_WHAT IS NEEDED_: Once the line containing "Serialize everything readable" is found, please copy it and all lines after it through the end of the records, exactly, leaving out pictures.
[Opening STORED DATA section]
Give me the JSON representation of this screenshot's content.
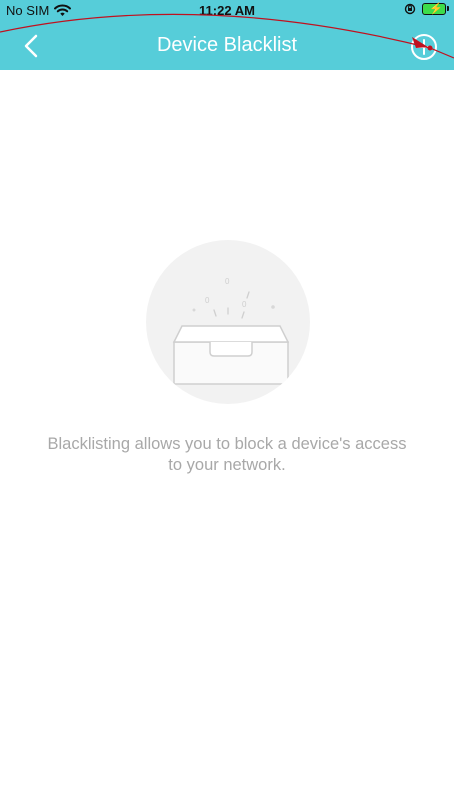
{
  "status_bar": {
    "carrier": "No SIM",
    "time": "11:22 AM",
    "wifi_icon": "wifi-icon",
    "orientation_lock_icon": "orientation-lock-icon",
    "battery_icon": "battery-charging-icon",
    "battery_color": "#3ddc4a"
  },
  "nav_bar": {
    "title": "Device Blacklist",
    "back_icon": "chevron-left-icon",
    "add_icon": "plus-circle-icon",
    "background": "#56cdd9"
  },
  "empty_state": {
    "illustration_icon": "empty-box-icon",
    "message": "Blacklisting allows you to block a device's access to your network."
  },
  "colors": {
    "accent": "#56cdd9",
    "annotation_arrow": "#c0111f",
    "empty_text": "#a8a8a8"
  }
}
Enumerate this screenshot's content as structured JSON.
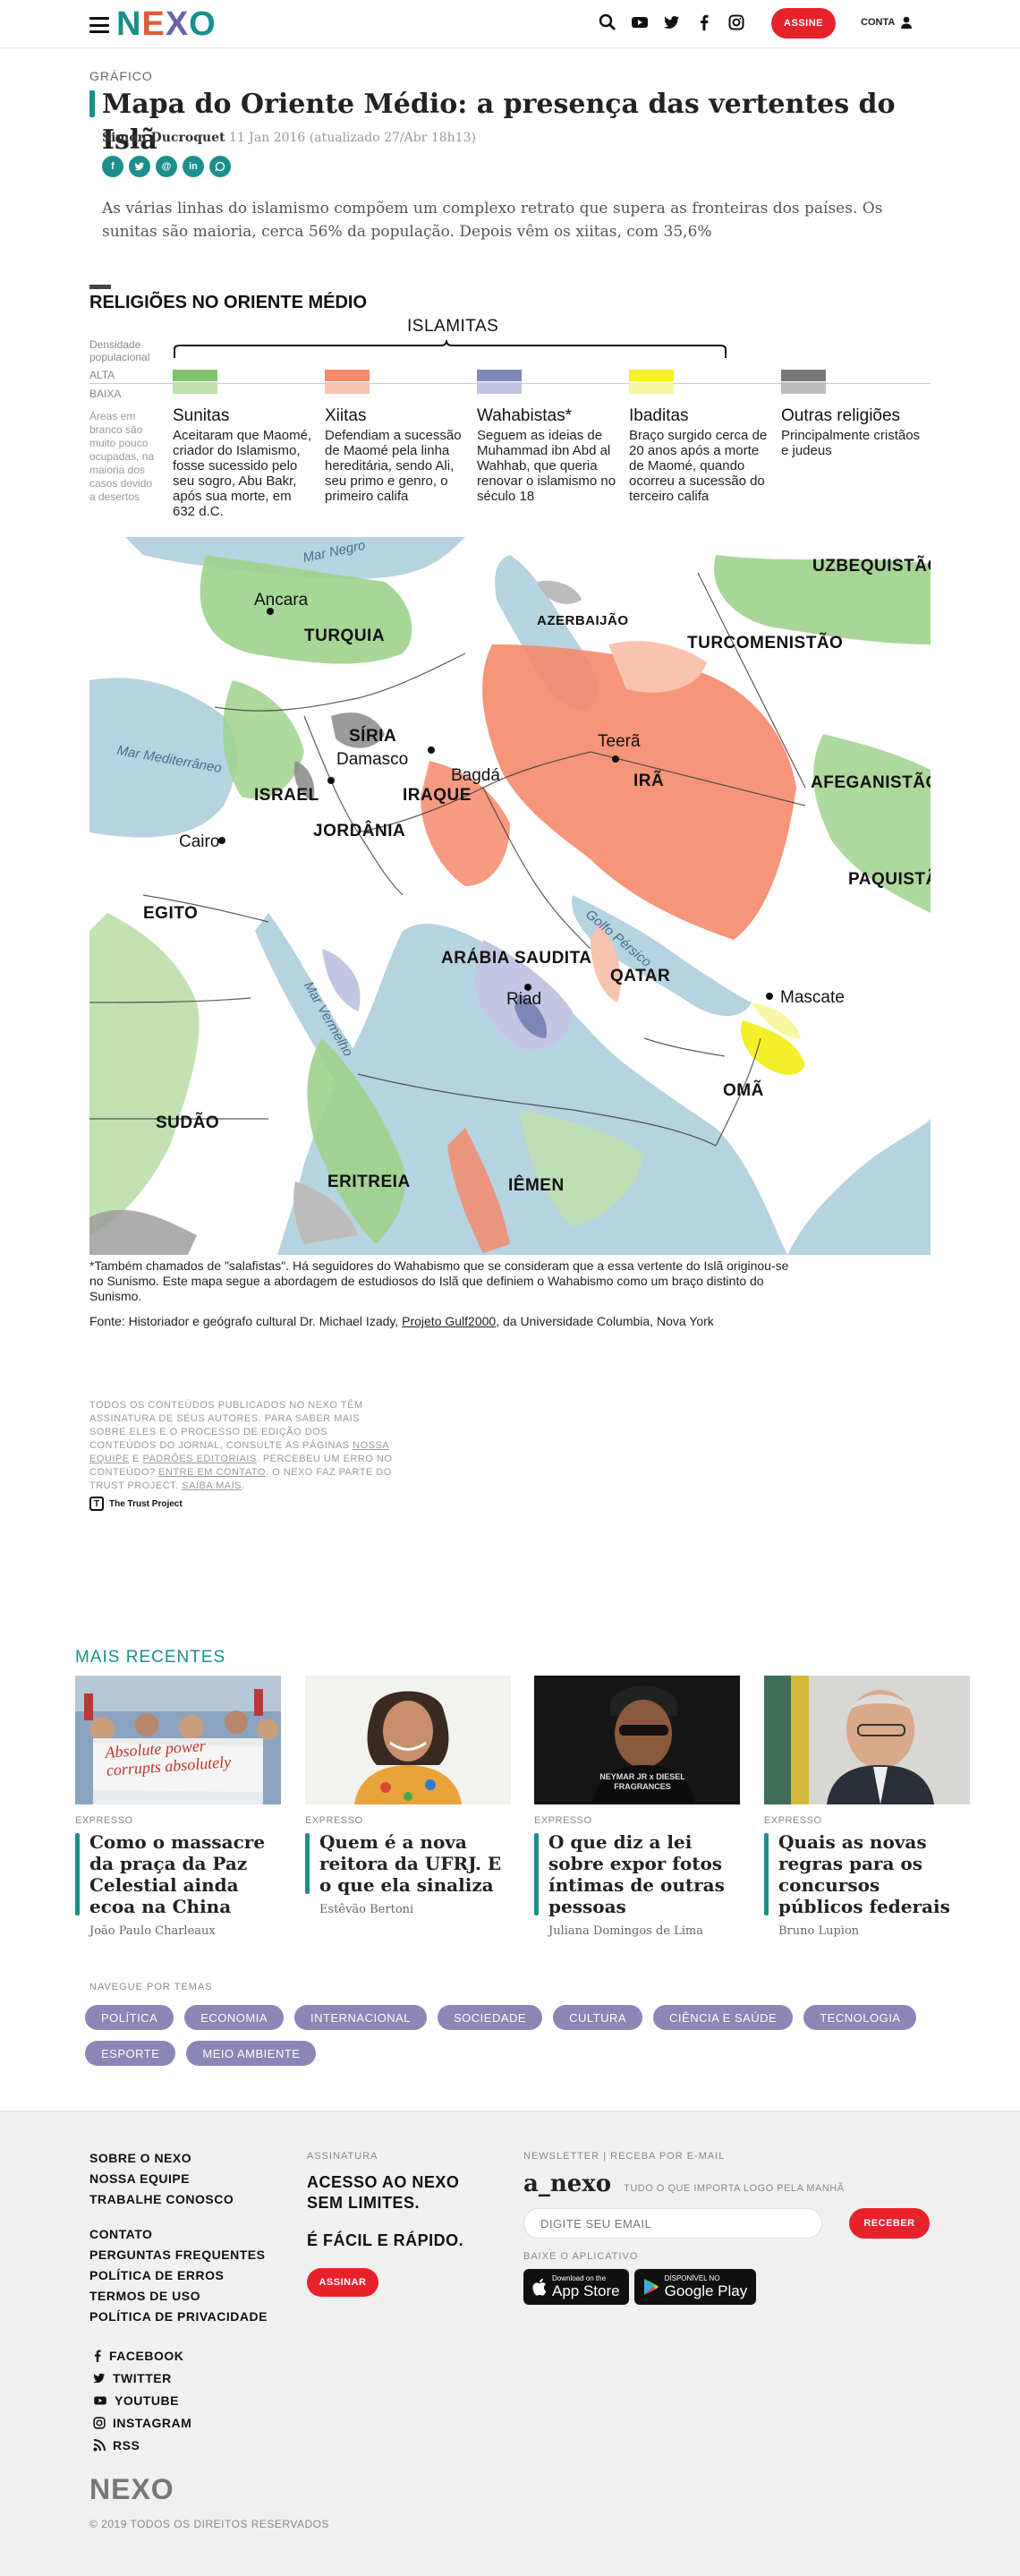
{
  "header": {
    "logo": "NEXO",
    "assine_label": "ASSINE",
    "conta_label": "CONTA"
  },
  "article": {
    "kicker": "GRÁFICO",
    "title": "Mapa do Oriente Médio: a presença das vertentes do Islã",
    "author": "Simon Ducroquet",
    "date": "11 Jan 2016",
    "updated": "(atualizado 27/Abr 18h13)",
    "lead": "As várias linhas do islamismo compõem um complexo retrato que supera as fronteiras dos países. Os sunitas são maioria, cerca 56% da população. Depois vêm os xiitas, com 35,6%"
  },
  "infographic": {
    "title": "RELIGIÕES NO ORIENTE MÉDIO",
    "group_label": "ISLAMITAS",
    "density_label": "Densidade populacional",
    "alta": "ALTA",
    "baixa": "BAIXA",
    "blank_note": "Áreas em branco são muito pouco ocupadas, na maioria dos casos devido a desertos",
    "legend": [
      {
        "name": "Sunitas",
        "desc": "Aceitaram que Maomé, criador do Islamismo, fosse sucessido pelo seu sogro, Abu Bakr, após sua morte, em 632 d.C.",
        "color_high": "#7cc36b",
        "color_low": "#bfe0b0"
      },
      {
        "name": "Xiitas",
        "desc": "Defendiam a sucessão de Maomé pela linha hereditária, sendo Ali, seu primo e genro, o primeiro califa",
        "color_high": "#f58a6c",
        "color_low": "#f9c3b0"
      },
      {
        "name": "Wahabistas*",
        "desc": "Seguem as ideias de Muhammad ibn Abd al Wahhab, que queria renovar o islamismo no século 18",
        "color_high": "#7d86b8",
        "color_low": "#c3c6e2"
      },
      {
        "name": "Ibaditas",
        "desc": "Braço surgido cerca de 20 anos após a morte de Maomé, quando ocorreu a sucessão do terceiro califa",
        "color_high": "#f5ef2a",
        "color_low": "#faf7a2"
      },
      {
        "name": "Outras religiões",
        "desc": "Principalmente cristãos e judeus",
        "color_high": "#777777",
        "color_low": "#bcbcbc"
      }
    ],
    "map_labels": {
      "countries": [
        "UZBEQUISTÃO",
        "TURQUIA",
        "AZERBAIJÃO",
        "TURCOMENISTÃO",
        "SÍRIA",
        "ISRAEL",
        "IRAQUE",
        "IRÃ",
        "AFEGANISTÃO",
        "JORDÂNIA",
        "PAQUISTÃ",
        "EGITO",
        "ARÁBIA SAUDITA",
        "QATAR",
        "OMÃ",
        "SUDÃO",
        "ERITREIA",
        "IÊMEN"
      ],
      "cities": [
        "Ancara",
        "Damasco",
        "Bagdá",
        "Teerã",
        "Cairo",
        "Riad",
        "Mascate"
      ],
      "seas": [
        "Mar Negro",
        "Mar Mediterrâneo",
        "Golfo Pérsico",
        "Mar Vermelho"
      ]
    },
    "footnote": "*Também chamados de \"salafistas\". Há seguidores do Wahabismo que se consideram que a essa vertente do Islã originou-se no Sunismo. Este mapa segue a abordagem de estudiosos do Islã que definiem o Wahabismo como um braço distinto do Sunismo.",
    "source_prefix": "Fonte: Historiador e geógrafo cultural Dr. Michael Izady, ",
    "source_link": "Projeto Gulf2000",
    "source_suffix": ", da Universidade Columbia, Nova York"
  },
  "trust": {
    "text1": "TODOS OS CONTEÚDOS PUBLICADOS NO NEXO TÊM ASSINATURA DE SEUS AUTORES. PARA SABER MAIS SOBRE ELES E O PROCESSO DE EDIÇÃO DOS CONTEÚDOS DO JORNAL, CONSULTE AS PÁGINAS ",
    "link1": "NOSSA EQUIPE",
    "text2": " E ",
    "link2": "PADRÕES EDITORIAIS",
    "text3": ". PERCEBEU UM ERRO NO CONTEÚDO? ",
    "link3": "ENTRE EM CONTATO",
    "text4": ". O NEXO FAZ PARTE DO TRUST PROJECT. ",
    "link4": "SAIBA MAIS",
    "text5": ".",
    "logo_text": "The Trust Project"
  },
  "recent": {
    "title": "MAIS RECENTES",
    "items": [
      {
        "cat": "EXPRESSO",
        "headline": "Como o massacre da praça da Paz Celestial ainda ecoa na China",
        "author": "João Paulo Charleaux",
        "banner": "Absolute power corrupts absolutely"
      },
      {
        "cat": "EXPRESSO",
        "headline": "Quem é a nova reitora da UFRJ. E o que ela sinaliza",
        "author": "Estêvão Bertoni"
      },
      {
        "cat": "EXPRESSO",
        "headline": "O que diz a lei sobre expor fotos íntimas de outras pessoas",
        "author": "Juliana Domingos de Lima",
        "banner": "NEYMAR JR x DIESEL FRAGRANCES"
      },
      {
        "cat": "EXPRESSO",
        "headline": "Quais as novas regras para os concursos públicos federais",
        "author": "Bruno Lupion"
      }
    ]
  },
  "temas": {
    "label": "NAVEGUE POR TEMAS",
    "tags": [
      "POLÍTICA",
      "ECONOMIA",
      "INTERNACIONAL",
      "SOCIEDADE",
      "CULTURA",
      "CIÊNCIA E SAÚDE",
      "TECNOLOGIA",
      "ESPORTE",
      "MEIO AMBIENTE"
    ]
  },
  "footer": {
    "links1": [
      "SOBRE O NEXO",
      "NOSSA EQUIPE",
      "TRABALHE CONOSCO"
    ],
    "links2": [
      "CONTATO",
      "PERGUNTAS FREQUENTES",
      "POLÍTICA DE ERROS",
      "TERMOS DE USO",
      "POLÍTICA DE PRIVACIDADE"
    ],
    "social": [
      "FACEBOOK",
      "TWITTER",
      "YOUTUBE",
      "INSTAGRAM",
      "RSS"
    ],
    "assinatura_label": "ASSINATURA",
    "assinatura_big": "ACESSO AO NEXO SEM LIMITES.",
    "assinatura_big2": "É FÁCIL E RÁPIDO.",
    "assinar_btn": "ASSINAR",
    "newsletter_label": "NEWSLETTER | RECEBA POR E-MAIL",
    "anexo": "a_nexo",
    "anexo_tag": "TUDO O QUE IMPORTA LOGO PELA MANHÃ",
    "email_placeholder": "DIGITE SEU EMAIL",
    "receber_btn": "RECEBER",
    "app_label": "BAIXE O APLICATIVO",
    "appstore_small": "Download on the",
    "appstore_big": "App Store",
    "gplay_small": "DISPONÍVEL NO",
    "gplay_big": "Google Play",
    "logo": "NEXO",
    "copyright": "© 2019 TODOS OS DIREITOS RESERVADOS"
  }
}
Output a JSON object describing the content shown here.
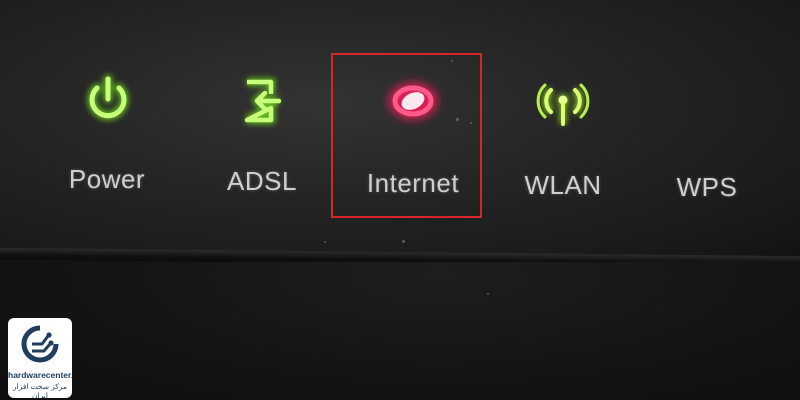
{
  "indicators": [
    {
      "label": "Power",
      "icon": "power-icon",
      "led_color": "#8be03a",
      "lit": true
    },
    {
      "label": "ADSL",
      "icon": "adsl-icon",
      "led_color": "#8be03a",
      "lit": true
    },
    {
      "label": "Internet",
      "icon": "internet-icon",
      "led_color": "#ff2b6e",
      "lit": true,
      "highlighted": true
    },
    {
      "label": "WLAN",
      "icon": "wlan-icon",
      "led_color": "#a6e42c",
      "lit": true
    },
    {
      "label": "WPS",
      "icon": "wps-icon",
      "lit": false
    }
  ],
  "highlight_color": "#d6262c",
  "watermark": {
    "brand": "hardwarecenter.ir",
    "tagline": "مرکز سخت افزار ایران",
    "icon": "circuit-logo-icon",
    "color": "#1f3d5c"
  }
}
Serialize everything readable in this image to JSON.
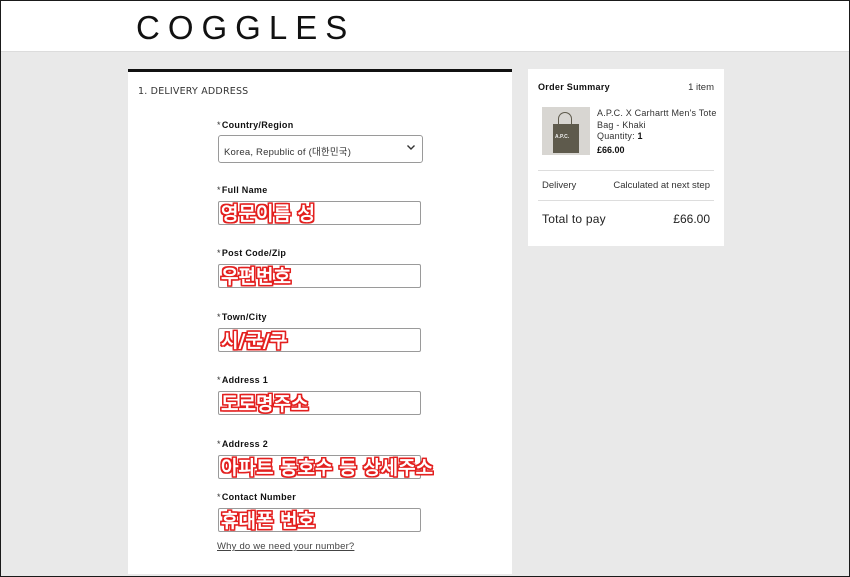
{
  "brand": {
    "logo": "COGGLES"
  },
  "delivery": {
    "section_title": "1. DELIVERY ADDRESS",
    "country": {
      "label": "Country/Region",
      "value": "Korea, Republic of (대한민국)"
    },
    "fields": [
      {
        "label": "Full Name",
        "value": "영문이름 성"
      },
      {
        "label": "Post Code/Zip",
        "value": "우편번호"
      },
      {
        "label": "Town/City",
        "value": "시/군/구"
      },
      {
        "label": "Address 1",
        "value": "도로명주소"
      },
      {
        "label": "Address 2",
        "value": "아파트 동호수 등 상세주소"
      },
      {
        "label": "Contact Number",
        "value": "휴대폰 번호"
      }
    ],
    "required_mark": "*",
    "help_link": "Why do we need your number?"
  },
  "summary": {
    "title": "Order Summary",
    "item_count": "1 item",
    "product": {
      "name": "A.P.C. X Carhartt Men's Tote Bag - Khaki",
      "quantity_label": "Quantity:",
      "quantity": "1",
      "price": "£66.00",
      "thumb_text": "A.P.C."
    },
    "delivery_label": "Delivery",
    "delivery_value": "Calculated at next step",
    "total_label": "Total to pay",
    "total_value": "£66.00"
  },
  "colors": {
    "annotation_red": "#e3201f",
    "page_bg": "#e9e9e9"
  }
}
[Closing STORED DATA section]
_OUTPUT OF THE TASK_:
Serialize everything readable in this image to JSON.
{
  "brand": {
    "logo": "COGGLES"
  },
  "delivery": {
    "section_title": "1. DELIVERY ADDRESS",
    "country": {
      "label": "Country/Region",
      "value": "Korea, Republic of (대한민국)"
    },
    "fields": [
      {
        "label": "Full Name",
        "value": "영문이름 성"
      },
      {
        "label": "Post Code/Zip",
        "value": "우편번호"
      },
      {
        "label": "Town/City",
        "value": "시/군/구"
      },
      {
        "label": "Address 1",
        "value": "도로명주소"
      },
      {
        "label": "Address 2",
        "value": "아파트 동호수 등 상세주소"
      },
      {
        "label": "Contact Number",
        "value": "휴대폰 번호"
      }
    ],
    "required_mark": "*",
    "help_link": "Why do we need your number?"
  },
  "summary": {
    "title": "Order Summary",
    "item_count": "1 item",
    "product": {
      "name": "A.P.C. X Carhartt Men's Tote Bag - Khaki",
      "quantity_label": "Quantity:",
      "quantity": "1",
      "price": "£66.00",
      "thumb_text": "A.P.C."
    },
    "delivery_label": "Delivery",
    "delivery_value": "Calculated at next step",
    "total_label": "Total to pay",
    "total_value": "£66.00"
  },
  "colors": {
    "annotation_red": "#e3201f",
    "page_bg": "#e9e9e9"
  }
}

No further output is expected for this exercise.